In this paper, we use a macroeconomic model to evaluate two reform proposals that, first, abolish the exemption from social security contributions for marginal employment (“mini jobs”) and, second, reduce social security contributions for low-income earners. Specifically, the first reform proposal lowers social security contributions for individuals with a gross income of less than 1,300 euro per month. The second reform proposal extends the relief to individuals who earn less than 1,800 euro per month. The main findings show that the second reform proposal leads to substantial relief for low income individuals and incentivises unemployed, marginal employed and parttime employed households to increase their labour supply. While there are already positive shortterm effects on employment, the second reform proposal increases longterm employment by 68,900 full-time equivalent units and the ensuing positive effect on employment and productivity is beneficial for the economy, the society, and for fiscal balances.
|Translated title of the contribution||The Long-Term Effects of Reforming Social Security to Relieve Low-Income Households|
|Peer-reviewed scientific journal||Wirtschaftsdienst|
|Number of pages||5|

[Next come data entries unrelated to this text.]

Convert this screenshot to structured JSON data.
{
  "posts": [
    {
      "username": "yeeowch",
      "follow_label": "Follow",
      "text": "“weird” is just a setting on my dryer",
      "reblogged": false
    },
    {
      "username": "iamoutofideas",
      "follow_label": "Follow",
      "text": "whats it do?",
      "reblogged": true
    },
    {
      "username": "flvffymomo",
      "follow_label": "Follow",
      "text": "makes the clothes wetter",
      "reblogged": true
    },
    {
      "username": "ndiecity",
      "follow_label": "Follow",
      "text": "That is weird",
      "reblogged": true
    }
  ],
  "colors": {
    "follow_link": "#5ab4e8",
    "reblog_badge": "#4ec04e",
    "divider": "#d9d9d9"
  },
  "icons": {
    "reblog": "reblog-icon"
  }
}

|Publication status||Published - 10.2021|
|MoE publication type||A1 Journal article - refereed|